The eloquence and persuasiveness of silence is nowhere better exemplified than in the art of salesmanship. One man says much, and sells little; another says little, and sells much. The reason for the superior success of one over the other is mainly due to the fact that he knows best how to present the merits of what he offers for sale, knows how to say it concisely and effectively, knows how to ingratiate himself, largely through his personality, into the good graces of the prospective buyer, and knows when to stop talking.
Modern salesmanship is based primarily upon common sense. A man with brains, though possibly lacking in other desirable qualifications, may easily outdistance the more experienced salesman. It is a valuable thing in any man to be able to think accurately, reason deeply, and size up a situation promptly.

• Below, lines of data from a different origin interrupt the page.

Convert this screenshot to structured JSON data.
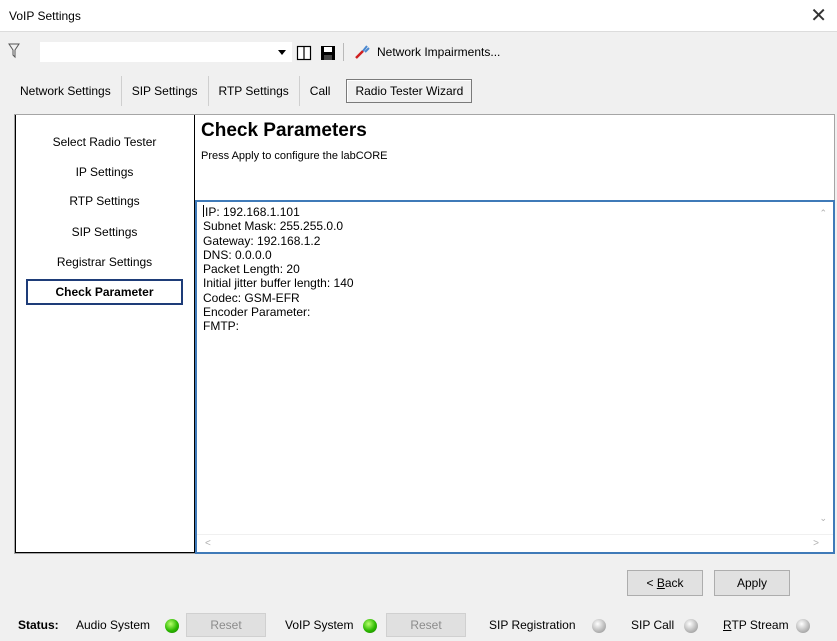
{
  "window": {
    "title": "VoIP Settings",
    "close_glyph": "✕"
  },
  "toolbar": {
    "combo_value": "",
    "impairments_label": "Network Impairments..."
  },
  "tabs": [
    {
      "label": "Network Settings"
    },
    {
      "label": "SIP Settings"
    },
    {
      "label": "RTP Settings"
    },
    {
      "label": "Call"
    },
    {
      "label": "Radio Tester Wizard"
    }
  ],
  "sidebar": {
    "items": [
      {
        "label": "Select Radio Tester"
      },
      {
        "label": "IP Settings"
      },
      {
        "label": "RTP Settings"
      },
      {
        "label": "SIP Settings"
      },
      {
        "label": "Registrar Settings"
      },
      {
        "label": "Check Parameter"
      }
    ]
  },
  "header": {
    "title": "Check Parameters",
    "subtitle": "Press Apply to configure the labCORE"
  },
  "details": {
    "lines": [
      "IP: 192.168.1.101",
      "Subnet Mask: 255.255.0.0",
      "Gateway: 192.168.1.2",
      "DNS: 0.0.0.0",
      "Packet Length: 20",
      "Initial jitter buffer length: 140",
      "Codec: GSM-EFR",
      "Encoder Parameter:",
      "FMTP:"
    ]
  },
  "buttons": {
    "back_prefix": "< ",
    "back_key": "B",
    "back_rest": "ack",
    "apply": "Apply"
  },
  "status": {
    "label": "Status:",
    "audio_system": "Audio System",
    "reset1": "Reset",
    "voip_system": "VoIP System",
    "reset2": "Reset",
    "sip_registration": "SIP Registration",
    "sip_call": "SIP Call",
    "rtp_key": "R",
    "rtp_rest": "TP Stream"
  },
  "colors": {
    "accent": "#3f7ab8",
    "active_border": "#1e3c78",
    "led_on": "#2bb800",
    "led_off": "#bdbdbd"
  }
}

The salesman should at all times be on his best talking behavior. It is not advisable for him to have two standards of speech, and to use an inferior one excepting for special occasions. He should cultivate as a regular daily habit discrimination in the use of voice, enunciation, expression, and language. This should be the constant aim not only of the salesman, but of every man ambitious to achieve success and distinction in the world.
There is a story of a politician who had acquired a mannerism of fingering a button on his coat while talking to an audience. On one occasion some friends surreptitiously cut the particular button off, and the result was that the speaker when he stood up to address the audience lost the thread of his discourse.
Gladstone had a mannerism of striking the palm of his left hand with the clenched fist of his other hand, so that often the emphatic word was lost in the noise of percussion. A common habit of the distinguished statesman was to reach out his right hand at full arm’s length, and then to bend it back at the elbow and lightly scratch the top of his head with his thumb-nail.
Balfour, while speaking, used to take hold of the lapels of his coat by both hands as if he were in mortal fear of running away before he had finished.
Goshen, at the beginning of a speech, would sound his chest and sides with his hands, and apparently finding that his ribs were in good order, would proceed to wash his hands with invisible soap.